This is the reason I support NCCCO. We at Crews Crane Training International, Inc. are certified mobile crane operators and provide the training to get employees certified through NCCCO.
Read below what has been said by OSHA. CIC is not recognized by OSHA as accredited.
OSHA warning re CIC certification
The US Department of Labor/ OSHA has issued a notice stating that it no longer recognises crane operator test certifications issued by Florida based Crane Institute Certification – CIC.
The statement issued on Monday states: “OSHA will not accept CIC certification (including recertification) issued on or after December 2, 2019, as evidence of compliance with OSHA’s operator certification requirements in 29 CFR 1926.1427.”
The reason behind the agency’s announcement is that CIC has confirmed that it has no current accreditation to test and certify operators to OSHA’s standards and requirements. CIC has stated though, that it hopes to obtain the required accreditation sometime over the next few months.
On the basis that CIC was previously accredited, OSHA has made it clear that it understands that some employers will have obtained operator certification through CIC in good faith. In such cases where this is found to be the case it will not cite the employer for violating the operator certification requirement. Also that such operator certifications can run their course. BUT it will not accept any such certifications issued after December 2nd of this year, regardless of any claims of good faith.
CIC which was established in 2007 has yet to issue a statement on this development.
The full text of the announcement from Scott Ketcham, a director from the Directorate of Construction is as follows :
SUBJECT: Temporary Enforcement Policy- Certification Issued by Crane Institute Certification
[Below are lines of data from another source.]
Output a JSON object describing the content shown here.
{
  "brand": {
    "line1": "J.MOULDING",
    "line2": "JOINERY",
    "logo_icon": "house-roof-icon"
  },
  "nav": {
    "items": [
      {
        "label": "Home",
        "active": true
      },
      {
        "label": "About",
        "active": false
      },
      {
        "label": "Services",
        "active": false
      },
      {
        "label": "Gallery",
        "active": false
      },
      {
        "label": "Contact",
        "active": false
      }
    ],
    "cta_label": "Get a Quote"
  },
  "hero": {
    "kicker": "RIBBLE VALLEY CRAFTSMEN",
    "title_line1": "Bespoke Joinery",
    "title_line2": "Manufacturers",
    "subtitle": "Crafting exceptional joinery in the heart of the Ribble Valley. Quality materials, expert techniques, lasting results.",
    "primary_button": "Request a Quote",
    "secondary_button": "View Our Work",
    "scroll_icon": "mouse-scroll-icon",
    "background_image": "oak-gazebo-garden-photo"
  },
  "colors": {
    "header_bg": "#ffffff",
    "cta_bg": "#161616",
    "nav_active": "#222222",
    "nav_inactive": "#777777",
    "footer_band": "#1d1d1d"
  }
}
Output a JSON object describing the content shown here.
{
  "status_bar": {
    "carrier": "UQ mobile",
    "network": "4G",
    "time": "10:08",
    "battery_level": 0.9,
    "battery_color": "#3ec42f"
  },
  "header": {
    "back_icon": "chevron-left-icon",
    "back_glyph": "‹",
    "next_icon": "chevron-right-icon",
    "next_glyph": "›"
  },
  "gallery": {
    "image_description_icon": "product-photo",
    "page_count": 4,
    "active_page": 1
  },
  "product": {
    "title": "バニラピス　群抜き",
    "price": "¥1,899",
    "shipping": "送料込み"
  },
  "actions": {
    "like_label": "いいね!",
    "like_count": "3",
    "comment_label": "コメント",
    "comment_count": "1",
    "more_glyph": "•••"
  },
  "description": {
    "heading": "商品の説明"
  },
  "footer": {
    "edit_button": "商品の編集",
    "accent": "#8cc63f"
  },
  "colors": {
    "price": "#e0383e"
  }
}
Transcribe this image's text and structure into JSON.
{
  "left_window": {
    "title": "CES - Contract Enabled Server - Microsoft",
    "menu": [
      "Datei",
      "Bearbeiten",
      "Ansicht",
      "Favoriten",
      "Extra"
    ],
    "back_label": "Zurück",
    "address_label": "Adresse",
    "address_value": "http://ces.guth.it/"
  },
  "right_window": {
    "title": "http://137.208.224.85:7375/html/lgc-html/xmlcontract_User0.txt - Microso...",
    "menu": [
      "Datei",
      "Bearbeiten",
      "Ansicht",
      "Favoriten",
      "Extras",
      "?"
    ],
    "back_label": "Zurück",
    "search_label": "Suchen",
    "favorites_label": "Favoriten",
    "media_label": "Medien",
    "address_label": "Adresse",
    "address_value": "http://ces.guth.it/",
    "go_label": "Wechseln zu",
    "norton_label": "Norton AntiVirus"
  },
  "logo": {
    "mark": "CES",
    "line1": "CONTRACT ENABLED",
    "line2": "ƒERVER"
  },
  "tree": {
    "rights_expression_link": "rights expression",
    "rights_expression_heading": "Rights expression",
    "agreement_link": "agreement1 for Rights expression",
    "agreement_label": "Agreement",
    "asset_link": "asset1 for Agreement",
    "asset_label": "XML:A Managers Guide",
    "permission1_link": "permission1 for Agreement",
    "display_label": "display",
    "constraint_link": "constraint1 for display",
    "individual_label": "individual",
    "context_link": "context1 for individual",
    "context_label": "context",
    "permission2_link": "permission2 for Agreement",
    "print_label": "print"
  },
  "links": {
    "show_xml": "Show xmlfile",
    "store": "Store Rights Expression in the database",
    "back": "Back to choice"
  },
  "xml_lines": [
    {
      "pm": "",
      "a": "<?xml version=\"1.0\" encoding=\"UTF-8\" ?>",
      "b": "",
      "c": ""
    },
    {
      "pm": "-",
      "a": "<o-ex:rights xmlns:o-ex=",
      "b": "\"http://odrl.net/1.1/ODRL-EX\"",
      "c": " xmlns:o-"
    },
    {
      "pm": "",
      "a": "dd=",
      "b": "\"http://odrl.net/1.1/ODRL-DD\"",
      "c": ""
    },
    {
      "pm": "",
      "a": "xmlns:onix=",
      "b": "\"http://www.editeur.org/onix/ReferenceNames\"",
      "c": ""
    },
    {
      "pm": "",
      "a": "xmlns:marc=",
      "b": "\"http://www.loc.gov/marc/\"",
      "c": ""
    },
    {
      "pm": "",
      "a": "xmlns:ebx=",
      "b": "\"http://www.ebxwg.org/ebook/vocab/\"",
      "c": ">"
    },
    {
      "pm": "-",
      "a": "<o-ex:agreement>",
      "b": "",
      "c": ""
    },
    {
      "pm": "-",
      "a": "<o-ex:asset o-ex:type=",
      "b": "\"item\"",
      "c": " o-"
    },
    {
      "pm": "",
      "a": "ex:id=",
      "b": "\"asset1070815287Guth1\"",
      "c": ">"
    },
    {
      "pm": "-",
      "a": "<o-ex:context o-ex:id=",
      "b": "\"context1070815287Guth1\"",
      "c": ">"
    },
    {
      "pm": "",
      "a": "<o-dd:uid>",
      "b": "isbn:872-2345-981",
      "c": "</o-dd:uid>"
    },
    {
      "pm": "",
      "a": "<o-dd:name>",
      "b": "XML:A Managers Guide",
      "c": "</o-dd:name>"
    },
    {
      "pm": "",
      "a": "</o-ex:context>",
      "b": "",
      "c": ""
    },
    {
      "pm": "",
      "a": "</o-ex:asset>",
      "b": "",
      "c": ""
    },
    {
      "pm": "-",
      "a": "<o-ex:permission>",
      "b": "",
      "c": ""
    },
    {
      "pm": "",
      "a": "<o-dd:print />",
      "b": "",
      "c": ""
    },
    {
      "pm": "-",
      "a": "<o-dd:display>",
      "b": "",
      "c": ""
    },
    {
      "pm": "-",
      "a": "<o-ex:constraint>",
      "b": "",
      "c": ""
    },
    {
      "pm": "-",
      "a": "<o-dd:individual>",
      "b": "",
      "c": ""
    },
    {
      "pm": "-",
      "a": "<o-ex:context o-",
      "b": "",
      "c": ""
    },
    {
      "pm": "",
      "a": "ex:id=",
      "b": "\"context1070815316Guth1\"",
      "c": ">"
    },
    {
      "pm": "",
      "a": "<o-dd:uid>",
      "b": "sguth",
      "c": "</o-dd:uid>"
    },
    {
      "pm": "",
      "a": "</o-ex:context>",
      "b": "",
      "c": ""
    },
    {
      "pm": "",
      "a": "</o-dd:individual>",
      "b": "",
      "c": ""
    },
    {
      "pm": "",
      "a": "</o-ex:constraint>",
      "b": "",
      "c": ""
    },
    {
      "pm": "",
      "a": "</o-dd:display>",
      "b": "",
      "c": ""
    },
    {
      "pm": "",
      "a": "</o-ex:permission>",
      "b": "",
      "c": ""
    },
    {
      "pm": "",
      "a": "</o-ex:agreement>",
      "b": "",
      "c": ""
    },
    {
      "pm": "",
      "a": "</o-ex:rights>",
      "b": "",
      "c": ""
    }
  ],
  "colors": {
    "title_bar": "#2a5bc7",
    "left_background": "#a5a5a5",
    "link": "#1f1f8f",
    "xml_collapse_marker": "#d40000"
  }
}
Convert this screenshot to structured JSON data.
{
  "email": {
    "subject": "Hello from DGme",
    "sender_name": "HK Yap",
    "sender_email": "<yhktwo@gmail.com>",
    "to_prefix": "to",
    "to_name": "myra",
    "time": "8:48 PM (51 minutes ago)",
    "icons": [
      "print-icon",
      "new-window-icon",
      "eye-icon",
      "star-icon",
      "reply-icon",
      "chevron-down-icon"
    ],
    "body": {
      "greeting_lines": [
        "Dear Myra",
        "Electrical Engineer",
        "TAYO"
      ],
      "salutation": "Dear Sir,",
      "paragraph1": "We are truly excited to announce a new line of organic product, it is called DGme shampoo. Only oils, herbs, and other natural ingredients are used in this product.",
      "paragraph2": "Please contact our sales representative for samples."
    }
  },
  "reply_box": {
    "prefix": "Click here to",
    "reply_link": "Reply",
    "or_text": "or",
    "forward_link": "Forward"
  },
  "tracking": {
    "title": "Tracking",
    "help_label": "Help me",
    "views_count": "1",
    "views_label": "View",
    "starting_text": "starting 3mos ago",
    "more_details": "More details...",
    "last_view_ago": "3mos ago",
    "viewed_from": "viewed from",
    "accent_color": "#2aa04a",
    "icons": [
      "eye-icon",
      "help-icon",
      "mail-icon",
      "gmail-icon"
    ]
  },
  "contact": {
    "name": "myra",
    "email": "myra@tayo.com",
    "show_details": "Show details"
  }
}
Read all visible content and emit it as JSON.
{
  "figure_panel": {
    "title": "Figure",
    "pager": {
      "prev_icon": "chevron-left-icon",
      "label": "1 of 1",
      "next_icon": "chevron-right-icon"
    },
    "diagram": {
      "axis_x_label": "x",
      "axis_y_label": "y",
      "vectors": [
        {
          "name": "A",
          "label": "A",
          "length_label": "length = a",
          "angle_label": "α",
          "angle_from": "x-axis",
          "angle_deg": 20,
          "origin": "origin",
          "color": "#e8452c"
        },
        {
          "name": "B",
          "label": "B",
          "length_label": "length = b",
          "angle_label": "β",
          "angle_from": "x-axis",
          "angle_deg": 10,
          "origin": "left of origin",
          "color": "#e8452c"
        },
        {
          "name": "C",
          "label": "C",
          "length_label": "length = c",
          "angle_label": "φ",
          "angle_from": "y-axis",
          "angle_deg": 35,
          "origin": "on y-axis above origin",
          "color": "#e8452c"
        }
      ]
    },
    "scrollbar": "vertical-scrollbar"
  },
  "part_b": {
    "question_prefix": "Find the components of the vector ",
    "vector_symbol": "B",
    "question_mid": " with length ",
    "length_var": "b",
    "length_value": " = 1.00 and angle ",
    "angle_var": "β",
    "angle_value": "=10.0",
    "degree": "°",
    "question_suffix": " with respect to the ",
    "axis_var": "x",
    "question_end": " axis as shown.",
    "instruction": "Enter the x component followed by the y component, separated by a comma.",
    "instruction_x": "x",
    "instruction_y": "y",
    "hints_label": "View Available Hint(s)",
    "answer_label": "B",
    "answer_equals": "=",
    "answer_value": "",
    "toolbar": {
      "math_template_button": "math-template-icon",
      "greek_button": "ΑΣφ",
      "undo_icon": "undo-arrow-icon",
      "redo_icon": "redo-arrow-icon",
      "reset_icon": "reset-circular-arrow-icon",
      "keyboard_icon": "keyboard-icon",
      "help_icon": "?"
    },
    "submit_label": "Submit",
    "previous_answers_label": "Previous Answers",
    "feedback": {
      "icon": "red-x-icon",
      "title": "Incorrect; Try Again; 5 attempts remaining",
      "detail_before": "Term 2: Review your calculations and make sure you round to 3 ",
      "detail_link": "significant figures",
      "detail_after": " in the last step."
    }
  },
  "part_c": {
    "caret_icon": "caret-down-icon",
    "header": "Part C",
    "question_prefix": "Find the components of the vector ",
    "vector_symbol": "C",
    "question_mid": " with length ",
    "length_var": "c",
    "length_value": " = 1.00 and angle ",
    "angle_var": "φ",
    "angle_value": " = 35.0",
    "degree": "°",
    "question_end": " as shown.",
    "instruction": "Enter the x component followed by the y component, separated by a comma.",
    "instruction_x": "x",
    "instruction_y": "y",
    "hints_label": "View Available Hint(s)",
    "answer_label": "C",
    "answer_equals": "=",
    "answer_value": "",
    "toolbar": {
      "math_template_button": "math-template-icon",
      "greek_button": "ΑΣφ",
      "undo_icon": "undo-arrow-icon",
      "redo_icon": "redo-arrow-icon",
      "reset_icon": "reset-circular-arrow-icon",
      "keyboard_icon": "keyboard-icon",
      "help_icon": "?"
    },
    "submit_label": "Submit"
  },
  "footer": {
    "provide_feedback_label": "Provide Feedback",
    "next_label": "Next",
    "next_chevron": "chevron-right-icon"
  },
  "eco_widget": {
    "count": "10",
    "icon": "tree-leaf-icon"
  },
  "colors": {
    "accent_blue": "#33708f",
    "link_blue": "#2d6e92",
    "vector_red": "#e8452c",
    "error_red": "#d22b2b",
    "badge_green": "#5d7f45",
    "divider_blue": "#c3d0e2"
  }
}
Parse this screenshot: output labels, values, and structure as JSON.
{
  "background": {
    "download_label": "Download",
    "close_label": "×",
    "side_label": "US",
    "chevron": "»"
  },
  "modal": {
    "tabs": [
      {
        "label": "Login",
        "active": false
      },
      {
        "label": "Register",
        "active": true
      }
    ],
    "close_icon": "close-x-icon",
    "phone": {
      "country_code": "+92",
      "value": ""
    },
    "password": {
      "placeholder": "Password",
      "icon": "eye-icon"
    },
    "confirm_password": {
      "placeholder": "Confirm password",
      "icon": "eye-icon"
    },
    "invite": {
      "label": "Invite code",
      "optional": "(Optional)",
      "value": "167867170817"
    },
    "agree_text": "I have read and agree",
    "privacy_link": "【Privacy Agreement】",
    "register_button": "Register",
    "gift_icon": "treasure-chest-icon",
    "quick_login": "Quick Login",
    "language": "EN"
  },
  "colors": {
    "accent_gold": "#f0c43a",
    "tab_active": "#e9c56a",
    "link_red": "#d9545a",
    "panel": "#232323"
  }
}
Subpart CC—Cranes and Derricks in Construction requires crane operators to be certified by a certification body “accredited by a nationally recognized accrediting agency.” 29 CFR 1926.1427(d). The Crane Institute Certification (CIC) had previously been accredited by an organization that appeared to meet that requirement. However, CIC has informed OSHA it is not currently accredited by a nationally recognized accrediting agency. CIC also stated that it expects to receive that accreditation within the next few months. Therefore, operator certifications currently being issued by CIC do not meet the requirements of OSHA’s standard.
Nevertheless, OSHA understands that CIC was previously accredited, and even after its accreditation lapsed, many employers may have acted in good faith by obtaining crane operator certifications from CIC that they believed would comply with OSHA’s requirements. The agency wishes to avoid unnecessary disruptions in the industry.
Temporary Enforcement Citation Policy
To eliminate construction industry confusion going forward, OSHA will consider whether crane operators acting in good faith obtained certifications issued by CIC prior to December 2, 2019 believing they met the requirements of the standard. Where such good faith is found, employers should not be cited for violating the operator certification requirement of 29 CFR 1926.1427(d). This policy will only apply until the expiration date listed on each certificate (that date cannot exceed the 5-year maximum specified in 29 CFR 1926.1427(d)(4)).
OSHA will not accept CIC certification (including recertification) issued on or after December 2, 2019, as evidence of compliance with OSHA’s operator certification requirements in 29 CFR 1926.1427. Please contact the Directorate of Construction if there are any questions during compliance inspections about the validity of crane operator certifications issued by CIC. OSHA intends to revisit this policy when CIC produces evidence that it is accredited in accordance with the requirements found in 29 CFR 1926.1427(d).